-- TRY IT --
If a line in the entries below includes the string "Bayonne", copy it out.

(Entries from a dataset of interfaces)
>>

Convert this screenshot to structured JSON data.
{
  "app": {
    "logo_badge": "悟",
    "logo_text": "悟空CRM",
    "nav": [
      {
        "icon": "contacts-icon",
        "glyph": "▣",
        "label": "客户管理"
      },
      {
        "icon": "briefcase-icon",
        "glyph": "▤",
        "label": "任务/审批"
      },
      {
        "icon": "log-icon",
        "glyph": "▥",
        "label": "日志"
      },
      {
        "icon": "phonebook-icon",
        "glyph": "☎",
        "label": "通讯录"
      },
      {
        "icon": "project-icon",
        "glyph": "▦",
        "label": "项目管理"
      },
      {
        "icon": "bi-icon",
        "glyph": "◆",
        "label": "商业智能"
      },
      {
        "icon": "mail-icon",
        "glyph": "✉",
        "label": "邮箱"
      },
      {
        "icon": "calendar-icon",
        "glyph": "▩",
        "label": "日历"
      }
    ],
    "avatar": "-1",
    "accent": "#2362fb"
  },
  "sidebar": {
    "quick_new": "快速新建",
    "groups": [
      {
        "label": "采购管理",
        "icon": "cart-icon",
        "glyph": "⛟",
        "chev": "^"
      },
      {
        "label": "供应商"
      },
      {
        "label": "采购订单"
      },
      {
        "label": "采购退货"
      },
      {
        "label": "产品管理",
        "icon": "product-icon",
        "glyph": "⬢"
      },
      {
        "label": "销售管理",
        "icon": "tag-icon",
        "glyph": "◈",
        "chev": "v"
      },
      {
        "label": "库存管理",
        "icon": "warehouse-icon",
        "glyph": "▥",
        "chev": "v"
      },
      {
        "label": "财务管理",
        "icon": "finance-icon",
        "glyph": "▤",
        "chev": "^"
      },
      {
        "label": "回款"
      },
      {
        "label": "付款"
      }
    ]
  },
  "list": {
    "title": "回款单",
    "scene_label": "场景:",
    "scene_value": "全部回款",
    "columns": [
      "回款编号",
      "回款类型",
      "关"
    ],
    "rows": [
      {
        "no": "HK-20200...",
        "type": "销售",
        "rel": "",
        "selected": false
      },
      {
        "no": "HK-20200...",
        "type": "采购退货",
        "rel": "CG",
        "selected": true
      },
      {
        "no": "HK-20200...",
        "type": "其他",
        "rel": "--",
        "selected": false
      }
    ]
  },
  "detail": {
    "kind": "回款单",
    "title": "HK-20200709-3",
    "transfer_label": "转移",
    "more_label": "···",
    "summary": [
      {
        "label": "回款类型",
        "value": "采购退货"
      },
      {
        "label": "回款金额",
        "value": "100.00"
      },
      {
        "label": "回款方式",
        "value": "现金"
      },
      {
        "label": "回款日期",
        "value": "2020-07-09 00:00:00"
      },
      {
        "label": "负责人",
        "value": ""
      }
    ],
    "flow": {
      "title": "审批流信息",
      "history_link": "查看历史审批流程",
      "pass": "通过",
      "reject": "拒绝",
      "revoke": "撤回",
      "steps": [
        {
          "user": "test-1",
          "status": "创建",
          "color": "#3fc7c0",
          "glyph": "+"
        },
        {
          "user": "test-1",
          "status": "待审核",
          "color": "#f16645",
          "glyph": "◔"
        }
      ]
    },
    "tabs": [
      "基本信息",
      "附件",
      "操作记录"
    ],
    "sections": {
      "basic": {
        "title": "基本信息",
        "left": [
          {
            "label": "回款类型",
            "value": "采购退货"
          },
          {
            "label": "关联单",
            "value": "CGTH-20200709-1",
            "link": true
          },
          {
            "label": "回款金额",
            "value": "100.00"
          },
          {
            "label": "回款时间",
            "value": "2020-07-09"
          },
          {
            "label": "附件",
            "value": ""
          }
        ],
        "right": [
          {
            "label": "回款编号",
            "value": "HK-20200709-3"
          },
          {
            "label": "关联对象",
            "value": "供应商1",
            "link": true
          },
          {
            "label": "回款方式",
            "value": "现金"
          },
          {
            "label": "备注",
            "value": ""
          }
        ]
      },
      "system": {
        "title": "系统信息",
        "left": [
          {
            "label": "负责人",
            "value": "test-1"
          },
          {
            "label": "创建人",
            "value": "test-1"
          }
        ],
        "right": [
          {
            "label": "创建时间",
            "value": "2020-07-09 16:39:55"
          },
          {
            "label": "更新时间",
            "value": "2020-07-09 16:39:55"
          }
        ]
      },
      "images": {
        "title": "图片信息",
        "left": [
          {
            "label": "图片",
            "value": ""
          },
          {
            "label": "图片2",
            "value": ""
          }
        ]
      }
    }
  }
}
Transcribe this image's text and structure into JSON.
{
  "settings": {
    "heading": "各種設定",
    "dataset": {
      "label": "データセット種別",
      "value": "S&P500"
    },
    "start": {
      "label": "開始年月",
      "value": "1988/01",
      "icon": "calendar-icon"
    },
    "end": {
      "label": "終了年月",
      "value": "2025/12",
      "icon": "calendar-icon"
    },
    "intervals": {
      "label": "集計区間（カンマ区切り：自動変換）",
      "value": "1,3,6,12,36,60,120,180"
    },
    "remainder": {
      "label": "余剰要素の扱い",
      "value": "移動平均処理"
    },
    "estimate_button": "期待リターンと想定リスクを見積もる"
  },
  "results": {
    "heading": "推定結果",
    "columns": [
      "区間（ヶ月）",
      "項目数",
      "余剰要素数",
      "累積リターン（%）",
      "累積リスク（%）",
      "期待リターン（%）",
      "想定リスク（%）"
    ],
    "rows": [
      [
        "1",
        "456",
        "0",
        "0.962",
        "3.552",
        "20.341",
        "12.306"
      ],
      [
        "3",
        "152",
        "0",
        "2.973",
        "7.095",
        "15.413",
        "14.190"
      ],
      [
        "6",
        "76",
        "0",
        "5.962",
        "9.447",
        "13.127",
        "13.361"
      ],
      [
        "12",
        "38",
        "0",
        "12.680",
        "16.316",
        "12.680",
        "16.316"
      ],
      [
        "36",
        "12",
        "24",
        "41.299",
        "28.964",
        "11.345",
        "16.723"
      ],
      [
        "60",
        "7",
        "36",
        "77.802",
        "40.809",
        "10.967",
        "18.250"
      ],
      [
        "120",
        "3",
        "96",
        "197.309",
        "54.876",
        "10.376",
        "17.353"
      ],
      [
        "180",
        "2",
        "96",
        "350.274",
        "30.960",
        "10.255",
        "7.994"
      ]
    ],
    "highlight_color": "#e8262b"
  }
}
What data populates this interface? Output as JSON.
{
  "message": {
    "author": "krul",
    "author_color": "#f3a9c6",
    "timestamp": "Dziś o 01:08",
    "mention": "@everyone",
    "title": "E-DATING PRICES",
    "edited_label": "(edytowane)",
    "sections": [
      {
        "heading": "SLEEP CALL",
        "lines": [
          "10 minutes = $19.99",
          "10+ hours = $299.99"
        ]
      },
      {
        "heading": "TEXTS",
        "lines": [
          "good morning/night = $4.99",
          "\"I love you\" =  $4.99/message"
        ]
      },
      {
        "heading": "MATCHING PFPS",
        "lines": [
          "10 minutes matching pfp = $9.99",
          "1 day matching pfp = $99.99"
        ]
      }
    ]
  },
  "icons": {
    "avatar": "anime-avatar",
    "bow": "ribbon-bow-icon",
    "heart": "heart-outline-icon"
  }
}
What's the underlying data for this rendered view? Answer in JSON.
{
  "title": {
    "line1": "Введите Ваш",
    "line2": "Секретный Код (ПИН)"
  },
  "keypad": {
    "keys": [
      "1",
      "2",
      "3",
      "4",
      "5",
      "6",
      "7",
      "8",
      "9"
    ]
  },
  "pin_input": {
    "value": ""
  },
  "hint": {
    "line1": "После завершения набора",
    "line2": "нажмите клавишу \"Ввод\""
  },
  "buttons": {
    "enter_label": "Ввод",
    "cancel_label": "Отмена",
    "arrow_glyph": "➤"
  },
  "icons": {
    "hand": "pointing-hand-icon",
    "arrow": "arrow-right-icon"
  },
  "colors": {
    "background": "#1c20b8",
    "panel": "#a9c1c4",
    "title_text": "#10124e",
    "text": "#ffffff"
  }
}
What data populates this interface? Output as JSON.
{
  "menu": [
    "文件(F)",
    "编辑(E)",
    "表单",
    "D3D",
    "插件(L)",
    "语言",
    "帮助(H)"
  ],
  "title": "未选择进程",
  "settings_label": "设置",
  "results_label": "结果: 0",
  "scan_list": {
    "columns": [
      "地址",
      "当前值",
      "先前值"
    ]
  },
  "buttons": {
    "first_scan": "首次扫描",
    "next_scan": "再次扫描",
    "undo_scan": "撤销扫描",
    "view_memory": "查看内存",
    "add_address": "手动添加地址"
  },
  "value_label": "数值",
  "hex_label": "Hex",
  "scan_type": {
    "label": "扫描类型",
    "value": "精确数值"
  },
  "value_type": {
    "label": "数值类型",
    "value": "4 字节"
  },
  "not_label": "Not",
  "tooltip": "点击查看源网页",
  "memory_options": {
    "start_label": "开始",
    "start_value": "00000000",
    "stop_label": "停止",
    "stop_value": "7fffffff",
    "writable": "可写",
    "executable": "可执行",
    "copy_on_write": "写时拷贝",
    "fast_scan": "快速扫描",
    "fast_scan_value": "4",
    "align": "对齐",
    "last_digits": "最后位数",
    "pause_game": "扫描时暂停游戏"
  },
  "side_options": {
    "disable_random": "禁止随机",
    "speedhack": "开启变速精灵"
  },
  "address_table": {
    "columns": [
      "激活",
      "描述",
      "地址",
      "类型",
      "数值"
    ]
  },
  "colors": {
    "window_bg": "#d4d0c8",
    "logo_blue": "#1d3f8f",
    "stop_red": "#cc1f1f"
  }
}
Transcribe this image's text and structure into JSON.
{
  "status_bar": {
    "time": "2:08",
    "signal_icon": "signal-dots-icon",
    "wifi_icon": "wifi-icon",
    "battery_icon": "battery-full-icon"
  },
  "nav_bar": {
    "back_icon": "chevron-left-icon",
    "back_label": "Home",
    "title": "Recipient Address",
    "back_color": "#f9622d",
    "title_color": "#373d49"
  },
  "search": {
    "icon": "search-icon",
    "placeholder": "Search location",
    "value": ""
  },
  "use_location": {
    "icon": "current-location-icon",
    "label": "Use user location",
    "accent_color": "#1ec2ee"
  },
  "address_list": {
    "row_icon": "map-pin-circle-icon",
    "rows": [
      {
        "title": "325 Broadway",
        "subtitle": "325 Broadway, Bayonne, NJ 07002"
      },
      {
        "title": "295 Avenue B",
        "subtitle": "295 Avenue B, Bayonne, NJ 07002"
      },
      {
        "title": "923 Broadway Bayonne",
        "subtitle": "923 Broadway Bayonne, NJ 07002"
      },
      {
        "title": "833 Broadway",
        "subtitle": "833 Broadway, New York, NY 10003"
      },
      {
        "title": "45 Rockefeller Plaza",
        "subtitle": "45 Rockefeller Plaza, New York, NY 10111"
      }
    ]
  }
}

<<

-- ANSWER --
        "subtitle": "325 Broadway, Bayonne, NJ 07002"
        "subtitle": "295 Avenue B, Bayonne, NJ 07002"
        "title": "923 Broadway Bayonne",
        "subtitle": "923 Broadway Bayonne, NJ 07002"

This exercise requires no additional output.